— Your goal —
If a line in the records contains the string "main", show that line.

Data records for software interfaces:
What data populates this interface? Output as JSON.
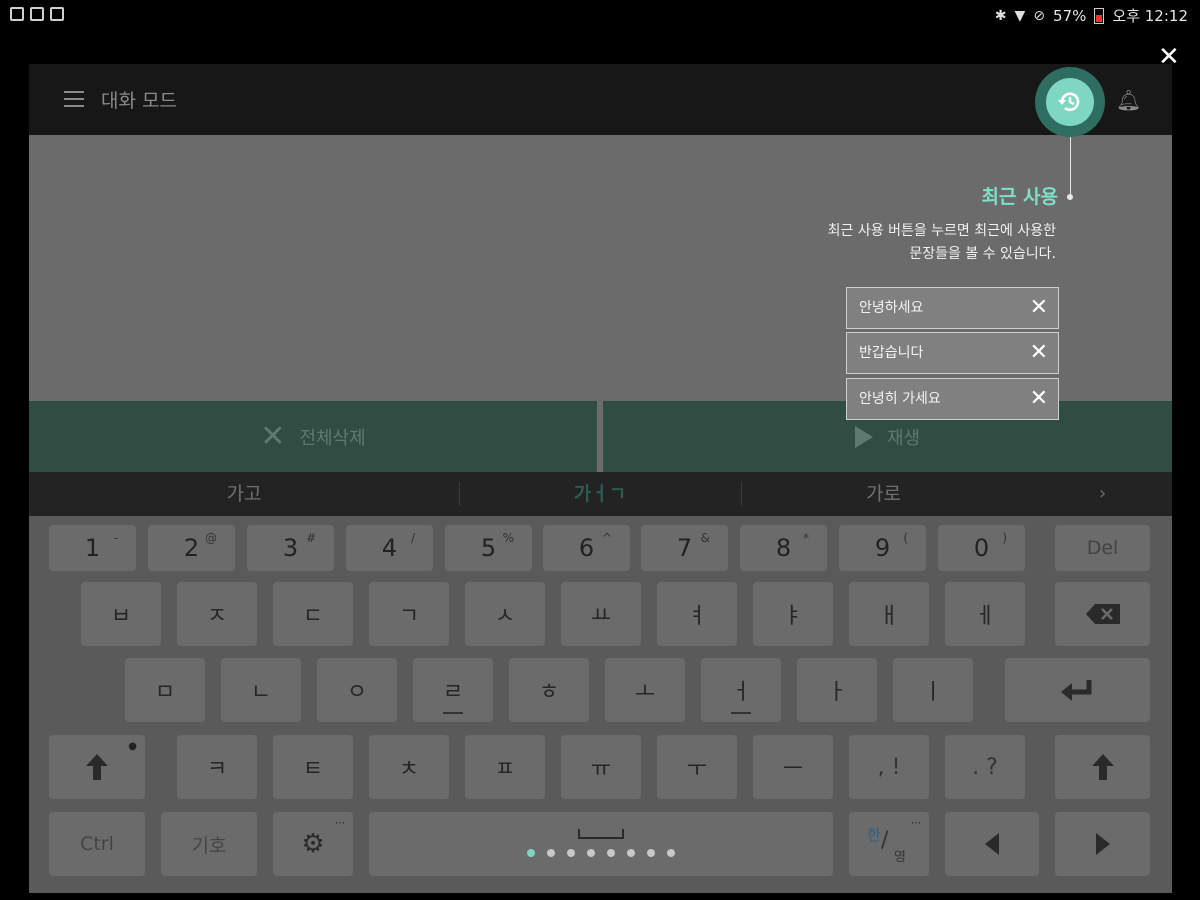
{
  "status_bar": {
    "battery": "57%",
    "time": "오후 12:12",
    "battery_level": 0.57
  },
  "app": {
    "title": "대화 모드"
  },
  "action_bar": {
    "clear_label": "전체삭제",
    "play_label": "재생"
  },
  "suggestions": {
    "items": [
      "가고",
      "가ㅓㄱ",
      "가로"
    ],
    "more": "›"
  },
  "keyboard": {
    "number_row": [
      {
        "main": "1",
        "alt": "-"
      },
      {
        "main": "2",
        "alt": "@"
      },
      {
        "main": "3",
        "alt": "#"
      },
      {
        "main": "4",
        "alt": "/"
      },
      {
        "main": "5",
        "alt": "%"
      },
      {
        "main": "6",
        "alt": "^"
      },
      {
        "main": "7",
        "alt": "&"
      },
      {
        "main": "8",
        "alt": "*"
      },
      {
        "main": "9",
        "alt": "("
      },
      {
        "main": "0",
        "alt": ")"
      }
    ],
    "del_label": "Del",
    "row1": [
      "ㅂ",
      "ㅈ",
      "ㄷ",
      "ㄱ",
      "ㅅ",
      "ㅛ",
      "ㅕ",
      "ㅑ",
      "ㅐ",
      "ㅔ"
    ],
    "row2": [
      "ㅁ",
      "ㄴ",
      "ㅇ",
      "ㄹ",
      "ㅎ",
      "ㅗ",
      "ㅓ",
      "ㅏ",
      "ㅣ"
    ],
    "row3": [
      "ㅋ",
      "ㅌ",
      "ㅊ",
      "ㅍ",
      "ㅠ",
      "ㅜ",
      "ㅡ",
      ", !",
      ". ?"
    ],
    "ctrl_label": "Ctrl",
    "symbol_label": "기호",
    "lang_label_top": "한",
    "lang_label_bottom": "영",
    "page_count": 8,
    "active_page": 0
  },
  "tooltip": {
    "title": "최근 사용",
    "description_line1": "최근 사용 버튼을 누르면 최근에 사용한",
    "description_line2": "문장들을 볼 수 있습니다.",
    "recent_items": [
      "안녕하세요",
      "반갑습니다",
      "안녕히 가세요"
    ]
  },
  "colors": {
    "accent": "#7fd7c1",
    "action_bar": "#2f4d42",
    "appbar": "#171717"
  }
}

— Task answer —
        "main": "1",
        "main": "2",
        "main": "3",
        "main": "4",
        "main": "5",
        "main": "6",
        "main": "7",
        "main": "8",
        "main": "9",
        "main": "0",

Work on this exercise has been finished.